Dataset rows for apps and sites
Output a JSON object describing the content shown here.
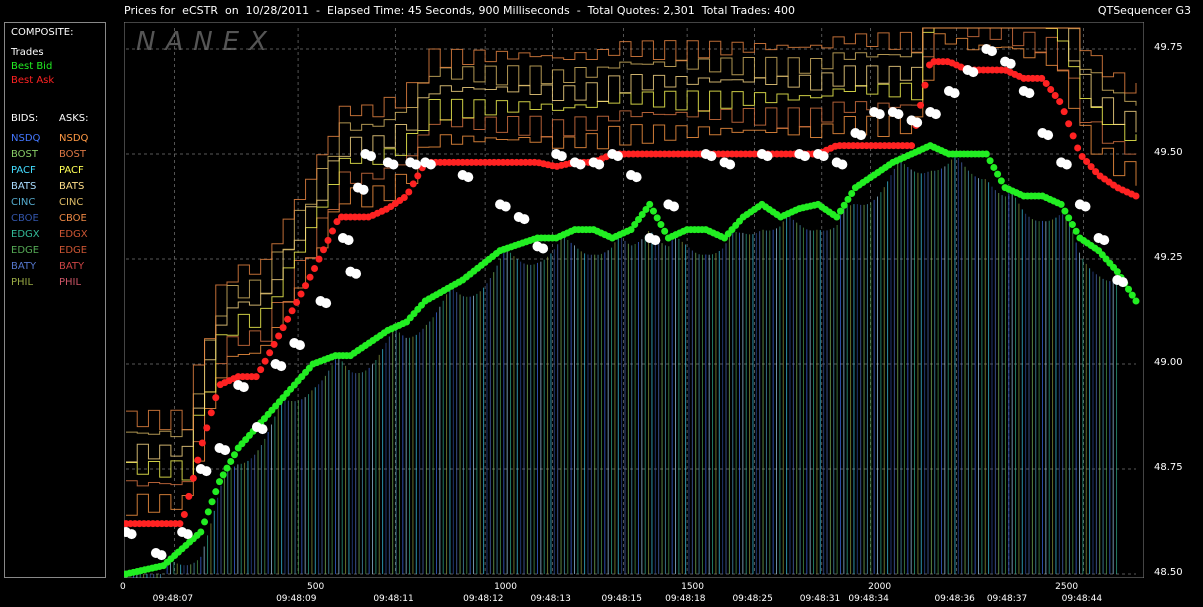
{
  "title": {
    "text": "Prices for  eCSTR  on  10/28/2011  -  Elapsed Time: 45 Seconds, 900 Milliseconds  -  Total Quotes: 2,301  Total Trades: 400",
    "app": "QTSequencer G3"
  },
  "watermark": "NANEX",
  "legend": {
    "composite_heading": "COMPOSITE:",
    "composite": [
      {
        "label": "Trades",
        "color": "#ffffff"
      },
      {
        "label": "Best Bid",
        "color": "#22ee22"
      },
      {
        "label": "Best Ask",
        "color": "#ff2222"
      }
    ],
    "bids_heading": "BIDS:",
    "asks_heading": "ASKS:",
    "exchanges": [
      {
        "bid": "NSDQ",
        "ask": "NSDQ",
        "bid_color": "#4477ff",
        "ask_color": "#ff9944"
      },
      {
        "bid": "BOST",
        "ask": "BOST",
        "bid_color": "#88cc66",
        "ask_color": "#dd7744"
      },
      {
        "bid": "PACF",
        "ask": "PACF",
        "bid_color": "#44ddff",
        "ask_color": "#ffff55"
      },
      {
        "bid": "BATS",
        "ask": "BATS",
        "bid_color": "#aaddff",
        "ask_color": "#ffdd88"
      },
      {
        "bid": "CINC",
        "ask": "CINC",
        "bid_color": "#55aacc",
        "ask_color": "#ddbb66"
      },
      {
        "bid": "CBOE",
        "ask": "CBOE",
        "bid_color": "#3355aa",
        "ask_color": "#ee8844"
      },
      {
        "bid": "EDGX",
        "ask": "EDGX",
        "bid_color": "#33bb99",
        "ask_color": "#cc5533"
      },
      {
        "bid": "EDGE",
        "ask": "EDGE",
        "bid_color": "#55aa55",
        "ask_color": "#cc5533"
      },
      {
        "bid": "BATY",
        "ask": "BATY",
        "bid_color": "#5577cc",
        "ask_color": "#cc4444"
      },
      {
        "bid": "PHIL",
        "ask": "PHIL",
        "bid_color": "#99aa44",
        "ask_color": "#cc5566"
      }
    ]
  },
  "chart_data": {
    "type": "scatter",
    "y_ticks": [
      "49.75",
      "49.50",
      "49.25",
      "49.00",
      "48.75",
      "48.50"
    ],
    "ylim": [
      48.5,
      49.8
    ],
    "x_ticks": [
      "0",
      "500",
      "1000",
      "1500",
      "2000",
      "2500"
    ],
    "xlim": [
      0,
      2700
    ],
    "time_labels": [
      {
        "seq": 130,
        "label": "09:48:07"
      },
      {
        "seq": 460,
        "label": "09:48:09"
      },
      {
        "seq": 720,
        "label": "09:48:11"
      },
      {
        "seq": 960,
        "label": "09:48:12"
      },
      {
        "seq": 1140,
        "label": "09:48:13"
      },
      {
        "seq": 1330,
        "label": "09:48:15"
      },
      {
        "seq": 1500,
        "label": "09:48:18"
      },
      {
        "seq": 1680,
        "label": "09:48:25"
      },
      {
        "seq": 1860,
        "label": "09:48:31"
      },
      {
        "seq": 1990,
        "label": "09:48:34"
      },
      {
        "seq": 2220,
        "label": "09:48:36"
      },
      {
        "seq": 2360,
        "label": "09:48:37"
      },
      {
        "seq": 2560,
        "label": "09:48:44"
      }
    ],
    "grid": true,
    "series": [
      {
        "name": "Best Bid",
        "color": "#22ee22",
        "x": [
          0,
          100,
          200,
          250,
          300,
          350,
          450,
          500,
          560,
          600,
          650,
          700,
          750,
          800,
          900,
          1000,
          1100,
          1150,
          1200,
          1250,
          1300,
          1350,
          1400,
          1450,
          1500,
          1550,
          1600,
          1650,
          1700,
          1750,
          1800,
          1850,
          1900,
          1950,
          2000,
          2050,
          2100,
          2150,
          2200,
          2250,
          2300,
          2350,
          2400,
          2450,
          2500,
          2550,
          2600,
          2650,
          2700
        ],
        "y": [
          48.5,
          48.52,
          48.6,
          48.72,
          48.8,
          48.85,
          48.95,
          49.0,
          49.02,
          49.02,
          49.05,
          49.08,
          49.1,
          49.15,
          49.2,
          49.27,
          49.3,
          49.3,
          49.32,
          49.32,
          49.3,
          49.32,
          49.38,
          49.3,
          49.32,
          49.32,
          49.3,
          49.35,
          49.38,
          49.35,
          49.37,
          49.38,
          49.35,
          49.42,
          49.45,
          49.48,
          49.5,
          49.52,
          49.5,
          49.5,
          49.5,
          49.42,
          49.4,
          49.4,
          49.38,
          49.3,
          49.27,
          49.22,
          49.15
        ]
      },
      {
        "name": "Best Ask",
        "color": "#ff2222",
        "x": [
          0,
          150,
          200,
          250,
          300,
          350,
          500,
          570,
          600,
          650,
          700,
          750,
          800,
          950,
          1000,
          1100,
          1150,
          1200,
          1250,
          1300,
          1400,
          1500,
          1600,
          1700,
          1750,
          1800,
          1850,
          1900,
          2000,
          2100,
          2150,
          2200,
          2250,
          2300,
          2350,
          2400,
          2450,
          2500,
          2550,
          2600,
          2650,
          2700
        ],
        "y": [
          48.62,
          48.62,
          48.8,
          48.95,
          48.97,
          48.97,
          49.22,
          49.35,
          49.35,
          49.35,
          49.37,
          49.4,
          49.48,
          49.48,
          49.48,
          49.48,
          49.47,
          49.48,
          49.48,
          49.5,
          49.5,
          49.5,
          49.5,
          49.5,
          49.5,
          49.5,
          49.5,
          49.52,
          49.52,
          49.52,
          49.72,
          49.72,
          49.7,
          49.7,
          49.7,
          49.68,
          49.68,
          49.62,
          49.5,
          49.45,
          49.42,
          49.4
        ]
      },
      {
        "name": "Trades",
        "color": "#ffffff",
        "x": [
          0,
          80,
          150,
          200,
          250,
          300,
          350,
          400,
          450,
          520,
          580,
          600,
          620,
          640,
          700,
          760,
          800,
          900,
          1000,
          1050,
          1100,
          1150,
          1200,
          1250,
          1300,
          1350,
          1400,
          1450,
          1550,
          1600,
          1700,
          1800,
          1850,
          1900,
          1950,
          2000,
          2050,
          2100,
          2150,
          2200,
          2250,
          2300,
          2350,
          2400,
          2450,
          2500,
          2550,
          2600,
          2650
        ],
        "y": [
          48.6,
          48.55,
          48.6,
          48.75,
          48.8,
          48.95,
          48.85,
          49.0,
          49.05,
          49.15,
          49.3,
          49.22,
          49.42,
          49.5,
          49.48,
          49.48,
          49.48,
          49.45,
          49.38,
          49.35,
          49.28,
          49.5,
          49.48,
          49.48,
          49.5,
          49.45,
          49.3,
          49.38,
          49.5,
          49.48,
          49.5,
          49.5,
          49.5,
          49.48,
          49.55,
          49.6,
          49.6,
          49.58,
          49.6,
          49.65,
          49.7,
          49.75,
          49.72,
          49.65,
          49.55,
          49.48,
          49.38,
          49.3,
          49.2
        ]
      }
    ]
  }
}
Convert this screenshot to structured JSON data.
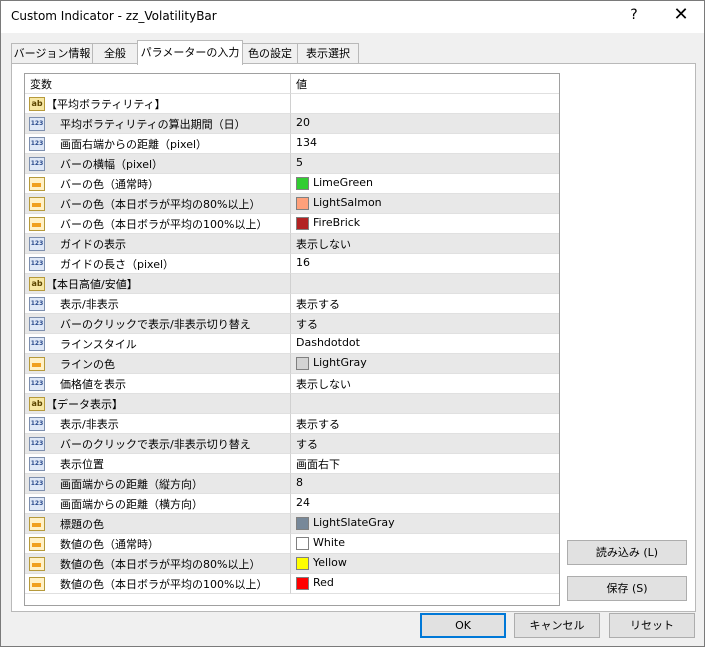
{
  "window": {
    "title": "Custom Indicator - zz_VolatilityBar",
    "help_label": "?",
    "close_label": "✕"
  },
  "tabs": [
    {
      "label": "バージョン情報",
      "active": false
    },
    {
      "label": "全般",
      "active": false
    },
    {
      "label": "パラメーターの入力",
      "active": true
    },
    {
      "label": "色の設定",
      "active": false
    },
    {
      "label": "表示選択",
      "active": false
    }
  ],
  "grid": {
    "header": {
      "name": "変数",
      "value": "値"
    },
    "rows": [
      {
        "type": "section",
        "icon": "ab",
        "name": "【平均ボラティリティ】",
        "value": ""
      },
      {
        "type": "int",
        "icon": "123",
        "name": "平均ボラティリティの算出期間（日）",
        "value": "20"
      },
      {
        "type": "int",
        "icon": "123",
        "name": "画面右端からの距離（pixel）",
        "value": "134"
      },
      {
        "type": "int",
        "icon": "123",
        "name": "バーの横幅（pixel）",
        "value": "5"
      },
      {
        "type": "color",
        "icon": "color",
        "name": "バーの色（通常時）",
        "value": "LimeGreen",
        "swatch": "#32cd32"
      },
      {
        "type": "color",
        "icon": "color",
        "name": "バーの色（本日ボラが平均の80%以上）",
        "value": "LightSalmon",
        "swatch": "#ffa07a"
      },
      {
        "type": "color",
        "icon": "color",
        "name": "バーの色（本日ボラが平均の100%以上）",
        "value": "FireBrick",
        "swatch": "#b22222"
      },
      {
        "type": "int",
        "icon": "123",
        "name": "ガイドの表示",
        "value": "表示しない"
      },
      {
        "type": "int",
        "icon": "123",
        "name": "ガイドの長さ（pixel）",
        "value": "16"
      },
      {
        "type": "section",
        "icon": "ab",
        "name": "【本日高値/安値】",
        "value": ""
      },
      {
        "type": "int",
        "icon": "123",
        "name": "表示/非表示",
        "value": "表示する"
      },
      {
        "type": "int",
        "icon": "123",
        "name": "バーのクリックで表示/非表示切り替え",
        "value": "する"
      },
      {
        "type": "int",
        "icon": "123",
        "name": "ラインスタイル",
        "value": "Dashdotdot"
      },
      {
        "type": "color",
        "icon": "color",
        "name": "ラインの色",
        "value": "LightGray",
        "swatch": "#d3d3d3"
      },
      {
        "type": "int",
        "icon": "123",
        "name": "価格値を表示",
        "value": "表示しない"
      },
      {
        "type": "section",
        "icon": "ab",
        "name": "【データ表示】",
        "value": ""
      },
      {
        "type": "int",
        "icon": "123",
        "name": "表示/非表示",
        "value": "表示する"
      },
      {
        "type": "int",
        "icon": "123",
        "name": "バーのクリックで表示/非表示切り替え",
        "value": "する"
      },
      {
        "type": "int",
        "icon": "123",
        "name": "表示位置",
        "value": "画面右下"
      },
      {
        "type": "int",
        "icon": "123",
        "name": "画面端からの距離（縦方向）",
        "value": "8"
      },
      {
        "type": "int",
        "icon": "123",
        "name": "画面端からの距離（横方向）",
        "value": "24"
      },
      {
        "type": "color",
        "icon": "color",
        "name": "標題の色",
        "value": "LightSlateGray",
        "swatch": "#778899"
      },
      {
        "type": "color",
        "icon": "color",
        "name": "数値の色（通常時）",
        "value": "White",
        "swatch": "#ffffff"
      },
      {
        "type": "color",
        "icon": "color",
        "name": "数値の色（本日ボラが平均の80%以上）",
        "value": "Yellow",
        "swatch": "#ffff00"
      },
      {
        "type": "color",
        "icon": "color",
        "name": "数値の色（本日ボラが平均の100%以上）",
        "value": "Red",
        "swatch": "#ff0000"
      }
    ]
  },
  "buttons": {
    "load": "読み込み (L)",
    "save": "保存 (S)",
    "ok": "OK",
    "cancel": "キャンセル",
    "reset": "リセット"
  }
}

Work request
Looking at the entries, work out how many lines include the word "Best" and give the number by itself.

Answer to the problem
4